*Problem details:* Look through the data below. Collect every line where the word "titulo" occurs.

*Exercise data:*
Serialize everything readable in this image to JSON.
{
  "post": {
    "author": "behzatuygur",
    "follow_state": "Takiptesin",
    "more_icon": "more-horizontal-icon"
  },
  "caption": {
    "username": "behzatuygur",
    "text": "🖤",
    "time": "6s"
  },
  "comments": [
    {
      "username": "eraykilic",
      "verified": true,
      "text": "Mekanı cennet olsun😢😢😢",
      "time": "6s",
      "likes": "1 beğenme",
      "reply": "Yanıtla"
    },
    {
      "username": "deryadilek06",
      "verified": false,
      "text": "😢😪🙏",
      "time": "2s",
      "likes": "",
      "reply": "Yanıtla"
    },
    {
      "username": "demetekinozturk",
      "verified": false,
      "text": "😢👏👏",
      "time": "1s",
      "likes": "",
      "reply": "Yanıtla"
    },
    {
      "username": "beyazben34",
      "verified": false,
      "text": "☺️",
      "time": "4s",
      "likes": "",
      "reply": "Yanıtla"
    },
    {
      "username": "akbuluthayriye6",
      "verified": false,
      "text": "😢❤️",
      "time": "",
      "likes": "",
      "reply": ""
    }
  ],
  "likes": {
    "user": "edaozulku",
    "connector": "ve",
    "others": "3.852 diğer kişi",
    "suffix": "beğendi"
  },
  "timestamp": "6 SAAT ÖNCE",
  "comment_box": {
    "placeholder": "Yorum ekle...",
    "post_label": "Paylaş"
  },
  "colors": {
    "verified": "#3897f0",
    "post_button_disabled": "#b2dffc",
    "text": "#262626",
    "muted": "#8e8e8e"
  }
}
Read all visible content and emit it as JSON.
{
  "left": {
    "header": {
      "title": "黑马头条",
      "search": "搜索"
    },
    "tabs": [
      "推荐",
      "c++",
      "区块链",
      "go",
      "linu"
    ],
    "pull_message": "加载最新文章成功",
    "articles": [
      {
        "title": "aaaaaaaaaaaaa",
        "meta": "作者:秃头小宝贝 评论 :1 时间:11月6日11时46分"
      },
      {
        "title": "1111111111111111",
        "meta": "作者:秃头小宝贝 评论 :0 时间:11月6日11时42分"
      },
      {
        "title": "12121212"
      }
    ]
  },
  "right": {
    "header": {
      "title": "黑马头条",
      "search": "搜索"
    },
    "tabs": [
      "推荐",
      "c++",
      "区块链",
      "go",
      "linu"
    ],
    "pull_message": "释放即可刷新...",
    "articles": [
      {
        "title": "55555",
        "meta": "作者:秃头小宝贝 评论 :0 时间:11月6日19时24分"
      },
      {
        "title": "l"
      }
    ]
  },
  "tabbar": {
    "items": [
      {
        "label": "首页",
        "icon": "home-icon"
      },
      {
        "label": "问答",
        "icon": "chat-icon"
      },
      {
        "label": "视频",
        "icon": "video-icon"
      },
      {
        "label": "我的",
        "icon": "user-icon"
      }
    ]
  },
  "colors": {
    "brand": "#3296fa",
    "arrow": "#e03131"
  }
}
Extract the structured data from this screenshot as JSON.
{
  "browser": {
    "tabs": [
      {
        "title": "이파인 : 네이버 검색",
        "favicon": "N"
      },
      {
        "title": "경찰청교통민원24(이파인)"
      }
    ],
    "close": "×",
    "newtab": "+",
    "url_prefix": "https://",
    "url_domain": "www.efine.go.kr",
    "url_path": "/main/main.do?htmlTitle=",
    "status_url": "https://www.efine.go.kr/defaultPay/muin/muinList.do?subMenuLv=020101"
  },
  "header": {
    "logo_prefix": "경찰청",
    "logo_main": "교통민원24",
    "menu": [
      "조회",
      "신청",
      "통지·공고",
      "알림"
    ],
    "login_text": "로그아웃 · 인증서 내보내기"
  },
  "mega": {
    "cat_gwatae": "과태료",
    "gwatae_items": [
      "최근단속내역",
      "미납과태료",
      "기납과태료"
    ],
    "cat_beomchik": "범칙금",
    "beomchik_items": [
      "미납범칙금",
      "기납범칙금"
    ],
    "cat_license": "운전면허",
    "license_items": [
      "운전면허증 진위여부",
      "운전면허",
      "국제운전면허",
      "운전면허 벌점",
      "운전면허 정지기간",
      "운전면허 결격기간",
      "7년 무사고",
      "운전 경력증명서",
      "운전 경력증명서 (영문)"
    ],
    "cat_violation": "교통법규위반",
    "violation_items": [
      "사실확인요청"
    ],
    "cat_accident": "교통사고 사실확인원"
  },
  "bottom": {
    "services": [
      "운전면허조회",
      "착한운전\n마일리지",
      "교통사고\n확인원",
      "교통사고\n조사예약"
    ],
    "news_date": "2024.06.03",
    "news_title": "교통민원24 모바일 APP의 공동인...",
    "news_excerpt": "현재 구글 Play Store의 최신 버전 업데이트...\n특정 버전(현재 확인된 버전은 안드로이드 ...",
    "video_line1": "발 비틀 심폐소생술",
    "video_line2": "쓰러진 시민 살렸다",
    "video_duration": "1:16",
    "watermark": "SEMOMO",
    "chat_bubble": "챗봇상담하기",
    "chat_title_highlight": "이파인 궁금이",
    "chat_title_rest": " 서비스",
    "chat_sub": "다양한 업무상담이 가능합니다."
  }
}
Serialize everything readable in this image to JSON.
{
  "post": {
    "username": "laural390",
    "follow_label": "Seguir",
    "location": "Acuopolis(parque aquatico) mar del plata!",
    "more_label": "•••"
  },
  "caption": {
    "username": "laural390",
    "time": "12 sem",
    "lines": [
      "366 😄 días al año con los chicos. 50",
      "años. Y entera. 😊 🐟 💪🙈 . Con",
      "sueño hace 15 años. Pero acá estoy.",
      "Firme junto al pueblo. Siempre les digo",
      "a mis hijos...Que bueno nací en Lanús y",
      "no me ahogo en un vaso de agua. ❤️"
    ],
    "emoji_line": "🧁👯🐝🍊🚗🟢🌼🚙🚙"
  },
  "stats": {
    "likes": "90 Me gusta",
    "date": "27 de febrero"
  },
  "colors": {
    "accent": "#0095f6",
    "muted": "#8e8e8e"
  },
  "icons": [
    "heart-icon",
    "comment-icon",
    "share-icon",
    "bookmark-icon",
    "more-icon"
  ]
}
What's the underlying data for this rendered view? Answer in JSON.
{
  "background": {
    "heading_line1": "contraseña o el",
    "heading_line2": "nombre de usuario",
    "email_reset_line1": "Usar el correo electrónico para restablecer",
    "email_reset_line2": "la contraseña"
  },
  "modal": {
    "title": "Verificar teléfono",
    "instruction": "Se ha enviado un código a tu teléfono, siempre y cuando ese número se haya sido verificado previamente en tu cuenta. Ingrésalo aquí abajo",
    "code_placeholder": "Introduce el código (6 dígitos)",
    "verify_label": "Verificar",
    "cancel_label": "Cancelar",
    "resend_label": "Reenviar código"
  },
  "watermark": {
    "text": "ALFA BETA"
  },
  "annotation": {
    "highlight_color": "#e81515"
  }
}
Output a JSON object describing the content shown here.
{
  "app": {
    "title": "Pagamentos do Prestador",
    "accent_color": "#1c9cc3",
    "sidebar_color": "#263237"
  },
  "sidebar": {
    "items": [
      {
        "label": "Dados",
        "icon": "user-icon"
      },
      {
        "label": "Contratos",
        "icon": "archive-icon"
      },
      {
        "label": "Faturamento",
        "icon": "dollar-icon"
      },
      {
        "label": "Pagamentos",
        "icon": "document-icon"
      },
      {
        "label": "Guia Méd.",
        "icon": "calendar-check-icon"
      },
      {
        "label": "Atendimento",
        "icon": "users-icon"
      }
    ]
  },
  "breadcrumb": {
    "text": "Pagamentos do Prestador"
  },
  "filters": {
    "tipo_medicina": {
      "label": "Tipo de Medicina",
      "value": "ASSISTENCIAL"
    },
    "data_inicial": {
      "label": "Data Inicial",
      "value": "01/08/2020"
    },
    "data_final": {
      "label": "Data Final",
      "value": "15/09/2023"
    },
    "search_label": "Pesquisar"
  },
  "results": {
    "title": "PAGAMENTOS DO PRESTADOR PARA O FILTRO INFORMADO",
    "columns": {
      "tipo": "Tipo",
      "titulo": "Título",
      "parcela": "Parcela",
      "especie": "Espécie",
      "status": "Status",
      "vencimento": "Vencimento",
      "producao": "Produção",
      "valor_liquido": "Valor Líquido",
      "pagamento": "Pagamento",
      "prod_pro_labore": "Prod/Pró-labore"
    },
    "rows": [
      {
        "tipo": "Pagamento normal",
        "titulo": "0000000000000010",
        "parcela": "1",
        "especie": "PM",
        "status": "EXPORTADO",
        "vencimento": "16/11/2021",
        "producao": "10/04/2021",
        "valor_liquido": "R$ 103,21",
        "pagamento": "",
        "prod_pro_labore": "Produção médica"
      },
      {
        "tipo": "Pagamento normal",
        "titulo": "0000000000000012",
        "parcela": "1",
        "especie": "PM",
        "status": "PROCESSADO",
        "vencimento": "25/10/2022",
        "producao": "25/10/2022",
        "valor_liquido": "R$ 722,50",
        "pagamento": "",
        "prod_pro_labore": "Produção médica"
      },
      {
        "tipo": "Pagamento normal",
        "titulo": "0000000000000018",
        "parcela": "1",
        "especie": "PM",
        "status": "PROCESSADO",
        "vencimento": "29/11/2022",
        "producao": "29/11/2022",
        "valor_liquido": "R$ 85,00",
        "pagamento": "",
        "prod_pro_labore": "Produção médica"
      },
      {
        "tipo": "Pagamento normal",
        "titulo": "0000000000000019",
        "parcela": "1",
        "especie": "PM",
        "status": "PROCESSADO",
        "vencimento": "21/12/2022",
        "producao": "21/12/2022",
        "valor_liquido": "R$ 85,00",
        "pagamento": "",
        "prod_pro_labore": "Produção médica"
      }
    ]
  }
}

*Answer for this exercise:*
      "titulo": "Título",
        "titulo": "0000000000000010",
        "titulo": "0000000000000012",
        "titulo": "0000000000000018",
        "titulo": "0000000000000019",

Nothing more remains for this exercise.